NEWSMAKER: McCullum legacy much more than pyrotechnics
By John Mehaffey
CHRISTCHURCH (Reuters) - Brendon McCullum's singular contribution to New Zealand cricket extends far beyond the pyrotechnics with the bat which attracted a new generation to the game and helped make the 2015 World Cup such a spectacular success.
McCullum, who retires from the international arena after the second test against Australia starting at Hagley Oval on Saturday, encouraged New Zealand to play with a freedom and aggression that has had a "ripple effect" on the game.
After losing by an innings in South Africa in early 2013 in his first test as captain, he and his team vowed to reconnect with a disenchanted public angered by the abrupt dismissal of his predecessor Ross Taylor.
McCullum led from the front, both with the bat and in the consistently attacking fields he set.
His team won plaudits for accepting the rough with the smooth and refusing to make excuses on their rare bad days.
Mike Atherton, The Times' cricket correspondent and former England captain, was effusive in his praise after New Zealand drew 1-1 in England last year.
"New Zealand have managed to transform themselves on and off the field under McCullum's captaincy and that has had a ripple effect on cricket more generally," he wrote.
"They are setting the agenda in tests and one-day cricket, pushing the boundaries of rapid run-scoring and attacking field settings like never before.
"They have impressed in the way they had conducted themselves too.

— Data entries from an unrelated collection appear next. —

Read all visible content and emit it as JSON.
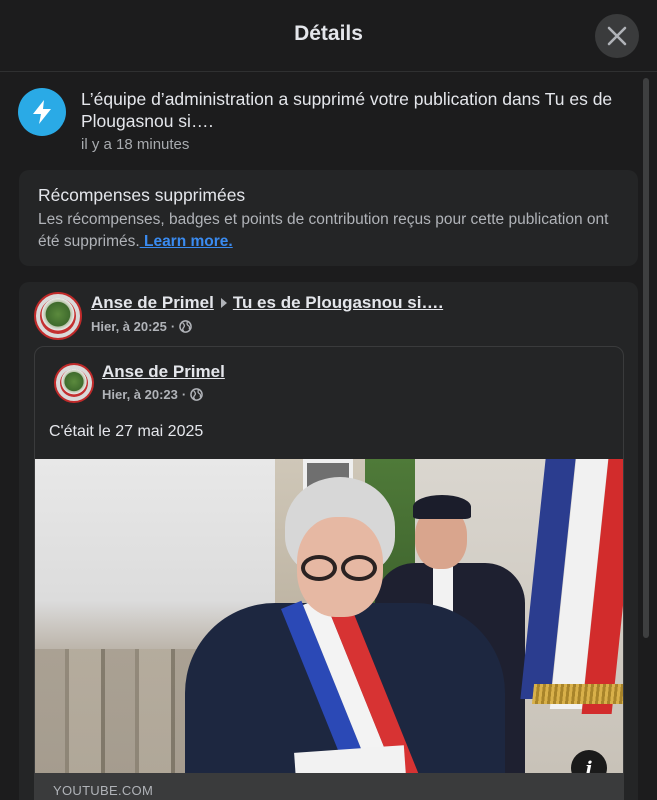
{
  "header": {
    "title": "Détails"
  },
  "notification": {
    "text": "L’équipe d’administration a supprimé votre publication dans Tu es de Plougasnou si….",
    "time": "il y a 18 minutes",
    "icon": "lightning-icon"
  },
  "rewards": {
    "title": "Récompenses supprimées",
    "description": "Les récompenses, badges et points de contribution reçus pour cette publication ont été supprimés.",
    "link": " Learn more."
  },
  "post": {
    "author": "Anse de Primel",
    "group": "Tu es de Plougasnou si….",
    "time": "Hier, à 20:25",
    "separator": "·",
    "shared": {
      "author": "Anse de Primel",
      "time": "Hier, à 20:23",
      "separator": "·",
      "caption": "C'était le 27 mai 2025",
      "domain": "YOUTUBE.COM"
    }
  },
  "colors": {
    "accent": "#3a8bf0",
    "background": "#1c1c1d",
    "card": "#242526",
    "notif_icon": "#2aaae6"
  }
}
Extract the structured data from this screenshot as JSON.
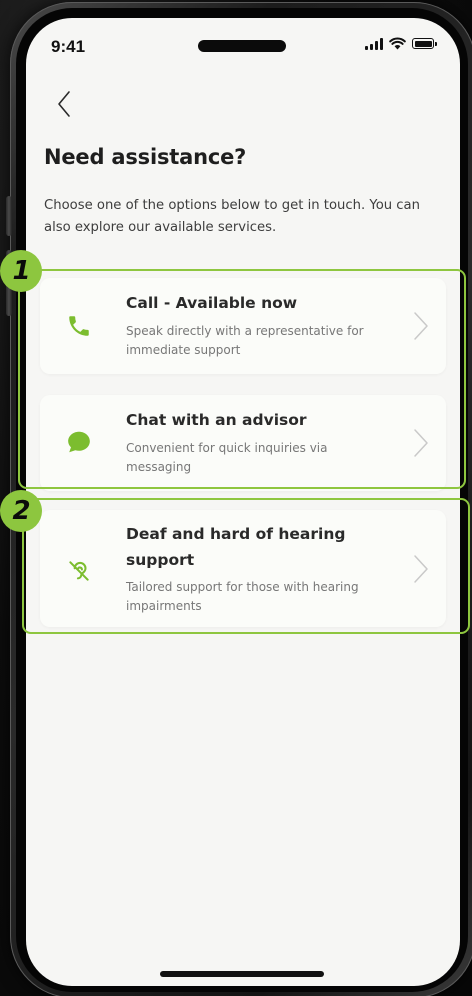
{
  "status_bar": {
    "time": "9:41"
  },
  "header": {
    "back_icon": "chevron-left-icon",
    "title": "Need assistance?",
    "subtitle": "Choose one of the options below to get in touch. You can also explore our available services."
  },
  "options": [
    {
      "icon": "phone-icon",
      "title": "Call - Available now",
      "description": "Speak directly with a representative for immediate support"
    },
    {
      "icon": "chat-bubble-icon",
      "title": "Chat with an advisor",
      "description": "Convenient for quick inquiries via messaging"
    },
    {
      "icon": "hearing-impaired-icon",
      "title_line1": "Deaf and hard of hearing",
      "title_line2": "support",
      "description": "Tailored support for those with hearing impairments"
    }
  ],
  "annotations": {
    "step1": "1",
    "step2": "2"
  },
  "colors": {
    "accent": "#8dc63f",
    "screen_background": "#f6f6f4",
    "card_background": "#fbfcf9",
    "title_text": "#1e1e1e",
    "secondary_text": "#777777"
  }
}
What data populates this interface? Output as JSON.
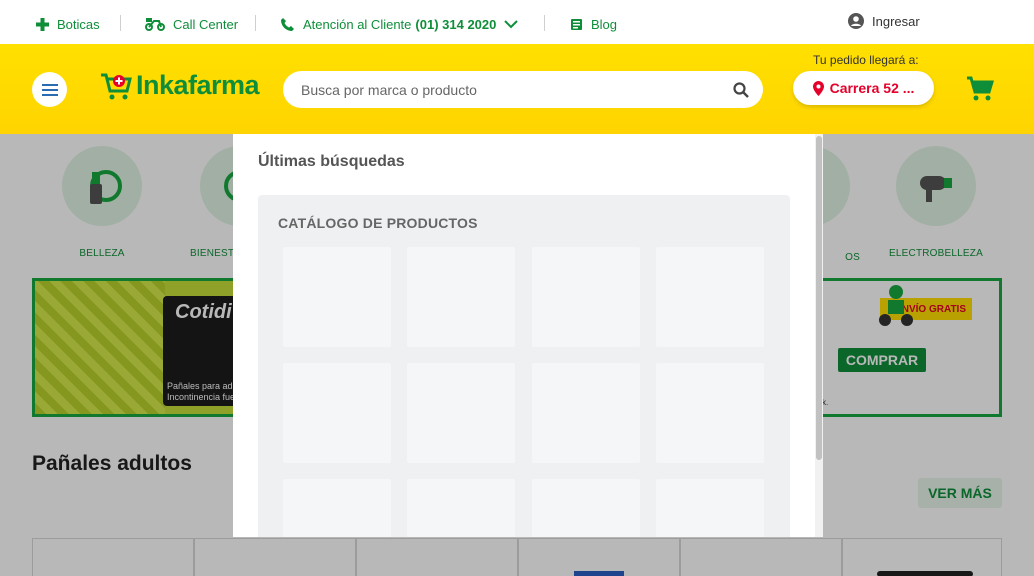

England have unashamedly followed suit, imitation being the sincerest form of flattery."
New Zealand have not been beaten in a home series under McCullum, though they will need to win in Christchurch to preserve that record.
Last year they qualified for a World Cup final for the first time before being well beaten by Australia at the Melbourne Cricket Ground.
In Wellington earlier this month, McCullum became the first cricketer to play in 100 consecutive tests since debut, this despite a persistent back problem that saw him give up the gloves after starting his career as a wicketkeeper-batsman.
He moved up to open the innings before dropping back down the order, where he has been able to express his full range of shots and extraordinary bat speed.
An average of a couple of points below 40 confirms McCullum's honest assessment that he was not a great test batsman.
However, he was able to summon enough patience and concentration to record four test scores in excess of 200, including a New Zealand record 302 to save a test against India which appeared lost at the Basin Reserve.
Reflecting on his career before the first test against Australia in Wellington, McCullum said he was proud of the team's evolution.
"The last 15 or 20 tests have been an incredible part of my life, the changes that we've been able to make, the evolution of the environment and the performances we have started to put up," he said.
"You look back with a sense of pride in what you've been able to achieve with a group of guys.
"It's got to be authentic to your nation. That's one thing we've tried to instil in this team, make it authentic to what our country is about, that real humbleness and ability to take on stronger opposition a collectiveness in a group of men."
The 34-year-old added that on a personal level, working his way through injuries and dips in form to keep his place in the team was also satisfying.
"And to be able to play 100 straights tests as well, I'm pretty proud about the longevity and being able to overcome not only injuries but also the toughness of touring and the ups and downs of performance and still being able to get back off the canvas and still warrant a place in the team," he said.
While the triple century against India and an away series win over West Indies were the highlights of his career, McCullum said it was the camaraderie of the dressing room that would linger longest in his memory.
"To be able to sit around and see that a group of guys have achieved something over five days and to sit around with smiles on their faces, a bit of music going, you've got dirty whites and sweaty black caps and a beer in hand, and you've been able to look back on the hard work achieved," he added.
"That's what I got into the game for and that's going to be the last memory of the game as well."
(Editing by Peter Rutherford)